What lines below contain the word "this"? Please pull each one out.

### INPUT DATA

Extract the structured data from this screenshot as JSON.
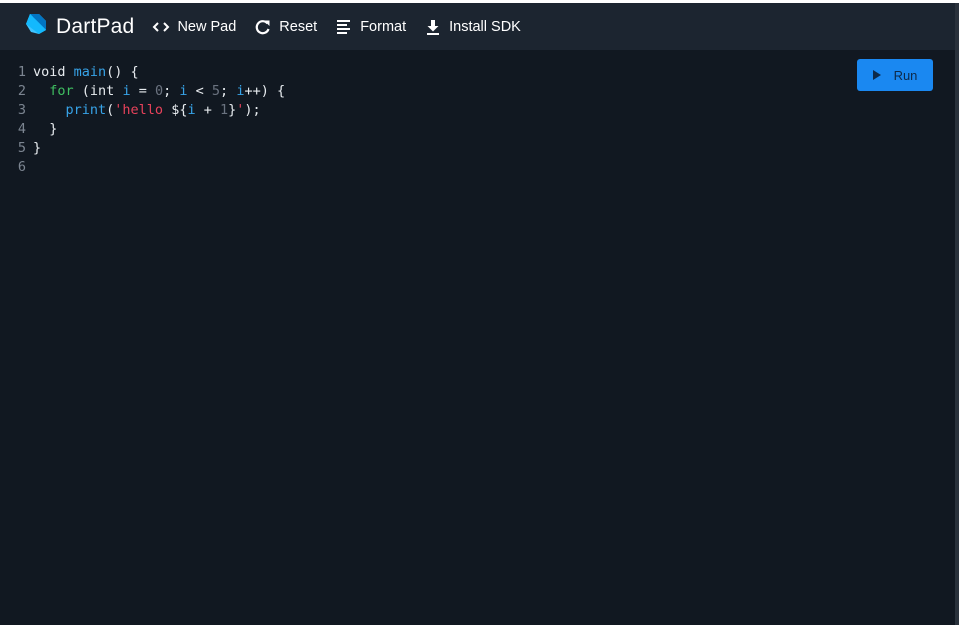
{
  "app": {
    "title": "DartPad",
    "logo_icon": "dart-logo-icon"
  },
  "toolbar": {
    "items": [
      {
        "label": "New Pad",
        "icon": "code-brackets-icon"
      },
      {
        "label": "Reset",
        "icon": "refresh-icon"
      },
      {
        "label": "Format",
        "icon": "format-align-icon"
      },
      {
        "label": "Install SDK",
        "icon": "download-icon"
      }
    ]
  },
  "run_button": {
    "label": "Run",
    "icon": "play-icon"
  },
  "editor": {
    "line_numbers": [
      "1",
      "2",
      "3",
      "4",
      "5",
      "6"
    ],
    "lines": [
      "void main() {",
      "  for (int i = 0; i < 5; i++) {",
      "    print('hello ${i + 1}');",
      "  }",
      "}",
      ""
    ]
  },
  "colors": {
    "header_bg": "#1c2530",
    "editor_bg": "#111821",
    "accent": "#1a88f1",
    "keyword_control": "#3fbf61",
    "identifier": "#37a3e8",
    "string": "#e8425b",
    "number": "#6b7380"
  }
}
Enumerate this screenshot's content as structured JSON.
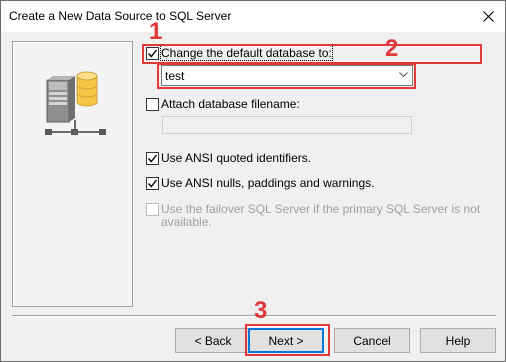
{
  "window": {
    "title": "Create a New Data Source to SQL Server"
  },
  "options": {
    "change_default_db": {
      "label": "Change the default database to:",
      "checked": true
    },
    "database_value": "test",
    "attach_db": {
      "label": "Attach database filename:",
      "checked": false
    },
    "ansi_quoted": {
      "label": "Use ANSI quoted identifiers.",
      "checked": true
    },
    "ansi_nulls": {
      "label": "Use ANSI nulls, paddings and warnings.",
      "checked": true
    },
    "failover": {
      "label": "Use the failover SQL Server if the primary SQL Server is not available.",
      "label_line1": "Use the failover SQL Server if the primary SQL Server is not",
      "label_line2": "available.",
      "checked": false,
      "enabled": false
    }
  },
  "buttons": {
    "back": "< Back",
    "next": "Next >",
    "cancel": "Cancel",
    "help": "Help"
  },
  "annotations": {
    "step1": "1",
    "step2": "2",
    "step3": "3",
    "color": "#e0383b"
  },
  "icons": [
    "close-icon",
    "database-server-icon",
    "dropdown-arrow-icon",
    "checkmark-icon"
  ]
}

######

REPLY TO THE TASK:
Extract the structured data from this screenshot as JSON.
Enumerate this screenshot's content as structured JSON.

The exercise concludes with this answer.